◆ **Goal of the exercise**
Retype the listing exactly. Leave out the images.

◆ **Extracted data**
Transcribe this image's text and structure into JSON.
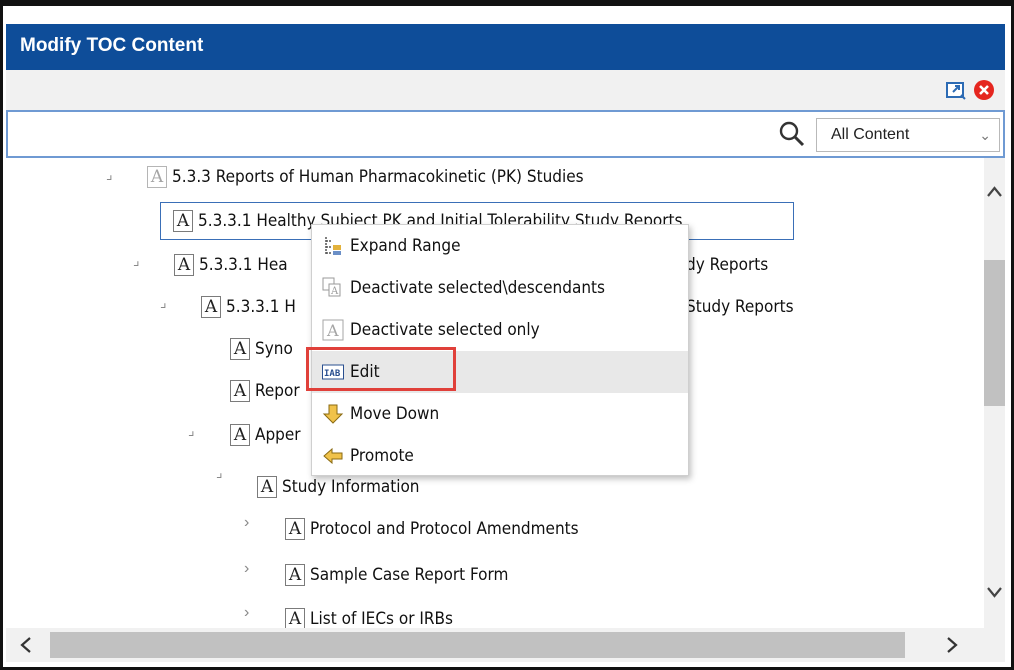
{
  "window": {
    "title": "Modify TOC Content"
  },
  "search": {
    "value": "",
    "placeholder": "",
    "filter_selected": "All Content"
  },
  "tree": {
    "nodes": [
      {
        "label": "5.3.3 Reports of Human Pharmacokinetic (PK) Studies",
        "twisty": "⌟"
      },
      {
        "label": "5.3.3.1 Healthy Subject PK and Initial Tolerability Study Reports"
      },
      {
        "label": "5.3.3.1 Hea",
        "label_tail": "dy Reports",
        "twisty": "⌟"
      },
      {
        "label": "5.3.3.1 H",
        "label_tail": "Study Reports",
        "twisty": "⌟"
      },
      {
        "label": "Syno"
      },
      {
        "label": "Repor"
      },
      {
        "label": "Apper",
        "twisty": "⌟"
      },
      {
        "label": "Study Information",
        "twisty": "⌟"
      },
      {
        "label": "Protocol and Protocol Amendments",
        "twisty": "›"
      },
      {
        "label": "Sample Case Report Form",
        "twisty": "›"
      },
      {
        "label": "List of IECs or IRBs",
        "twisty": "›"
      }
    ]
  },
  "context_menu": {
    "items": [
      {
        "label": "Expand Range",
        "icon": "expand-range-icon"
      },
      {
        "label": "Deactivate selected\\descendants",
        "icon": "deactivate-descendants-icon"
      },
      {
        "label": "Deactivate selected only",
        "icon": "deactivate-only-icon"
      },
      {
        "label": "Edit",
        "icon": "edit-text-icon"
      },
      {
        "label": "Move Down",
        "icon": "arrow-down-icon"
      },
      {
        "label": "Promote",
        "icon": "arrow-left-icon"
      }
    ]
  },
  "colors": {
    "title_bar": "#0e4d99",
    "highlight": "#e0403a",
    "selection_border": "#3a6fb7"
  },
  "icons": {
    "doc": "A"
  }
}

◆ **Output**
Transcribe this image's text and structure into JSON.
{
  "window": {
    "title": "Modify TOC Content"
  },
  "search": {
    "value": "",
    "placeholder": "",
    "filter_selected": "All Content"
  },
  "tree": {
    "nodes": [
      {
        "label": "5.3.3 Reports of Human Pharmacokinetic (PK) Studies",
        "twisty": "⌟"
      },
      {
        "label": "5.3.3.1 Healthy Subject PK and Initial Tolerability Study Reports"
      },
      {
        "label": "5.3.3.1 Hea",
        "label_tail": "dy Reports",
        "twisty": "⌟"
      },
      {
        "label": "5.3.3.1 H",
        "label_tail": "Study Reports",
        "twisty": "⌟"
      },
      {
        "label": "Syno"
      },
      {
        "label": "Repor"
      },
      {
        "label": "Apper",
        "twisty": "⌟"
      },
      {
        "label": "Study Information",
        "twisty": "⌟"
      },
      {
        "label": "Protocol and Protocol Amendments",
        "twisty": "›"
      },
      {
        "label": "Sample Case Report Form",
        "twisty": "›"
      },
      {
        "label": "List of IECs or IRBs",
        "twisty": "›"
      }
    ]
  },
  "context_menu": {
    "items": [
      {
        "label": "Expand Range",
        "icon": "expand-range-icon"
      },
      {
        "label": "Deactivate selected\\descendants",
        "icon": "deactivate-descendants-icon"
      },
      {
        "label": "Deactivate selected only",
        "icon": "deactivate-only-icon"
      },
      {
        "label": "Edit",
        "icon": "edit-text-icon"
      },
      {
        "label": "Move Down",
        "icon": "arrow-down-icon"
      },
      {
        "label": "Promote",
        "icon": "arrow-left-icon"
      }
    ]
  },
  "colors": {
    "title_bar": "#0e4d99",
    "highlight": "#e0403a",
    "selection_border": "#3a6fb7"
  },
  "icons": {
    "doc": "A"
  }
}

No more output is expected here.